There are several questions posed in Luke 18 on faith, which as we’ve seen in verses 1–8 is better translated as trust. Do we trust in God’s justice or our own vengeance? Do we trust in God’s righteousness or in our own righteousness?
Modern society views the rite of circumcision to be backward at best and barbaric at worst. Yet, it actually is a cutting memorial of what God has cut away from the faithful — men and women — through the Messiah, Yeshua (Jesus).
How do we explain to others about being “under grace” and still obey the Torah? Are we “under grace” or “under law”? Paul explains this in his letter to the Romans.
Most Christians interpret Rom. 7:6 to mean that the Torah has been cast aside and that we don’t have to live by the rules of the Torah anymore. Life does not come from the letter of the Law — and it never did.
We deserve death under God’s holy law, but Yeshua the Messiah gives us life to live the law with a new “heart.” That’s the message of יום כיפרים Yom Kippurim, the Day of Atonement.
David provides reflections at the beginning of Hallel Fellowship services on Shabbat on passages his family studies.
Galatians in general and chapters 2 and 3 in particular frequently are used to prove that observing the Law isn’t required for believers. However, the discussion of “justification” and “works of [the] law” in this passage reinforces that the real problem was excluding “justified” believers in God and His Messiah from membership in Israel, whose constitution is the Law of God.

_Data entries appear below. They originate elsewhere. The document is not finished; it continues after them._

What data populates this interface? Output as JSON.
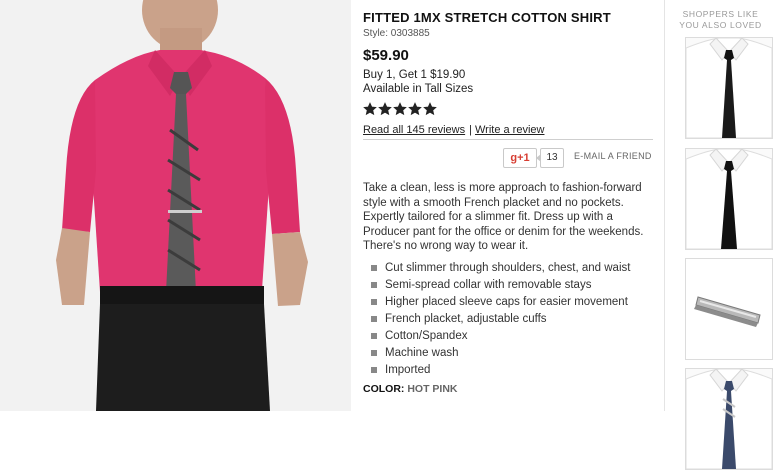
{
  "product": {
    "title": "FITTED 1MX STRETCH COTTON SHIRT",
    "style": "Style: 0303885",
    "price": "$59.90",
    "promo_line1": "Buy 1, Get 1 $19.90",
    "promo_line2": "Available in Tall Sizes",
    "rating": 5,
    "rating_max": 5,
    "read_reviews": "Read all 145 reviews",
    "review_separator": "|",
    "write_review": "Write a review",
    "gplus_label": "g+1",
    "gplus_count": "13",
    "email_friend": "E-MAIL A FRIEND",
    "description": "Take a clean, less is more approach to fashion-forward style with a smooth French placket and no pockets. Expertly tailored for a slimmer fit. Dress up with a Producer pant for the office or denim for the weekends. There's no wrong way to wear it.",
    "features": [
      "Cut slimmer through shoulders, chest, and waist",
      "Semi-spread collar with removable stays",
      "Higher placed sleeve caps for easier movement",
      "French placket, adjustable cuffs",
      "Cotton/Spandex",
      "Machine wash",
      "Imported"
    ],
    "color_label": "COLOR:",
    "color_value": "HOT PINK"
  },
  "rail": {
    "title_line1": "SHOPPERS LIKE",
    "title_line2": "YOU ALSO LOVED",
    "items": [
      "white shirt with black tie",
      "white shirt with black tie",
      "silver tie bar",
      "white shirt with striped tie"
    ]
  },
  "colors": {
    "shirt": "#e0356f",
    "pants": "#1d1d1d",
    "tie": "#5a5a5a",
    "star": "#222222"
  }
}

Sukkot is a harvest festival, and harvesting involves cutting plant material, separating it from its previous environment on a branch or stalk and starting its journey of transformation to something else. That something else could be decorations for a sukkah, which looks forward to God’s setting up a permanent home for the Kingdom of God on Earth. Today’s we’ll explore two weddings and a funeral found in Scripture.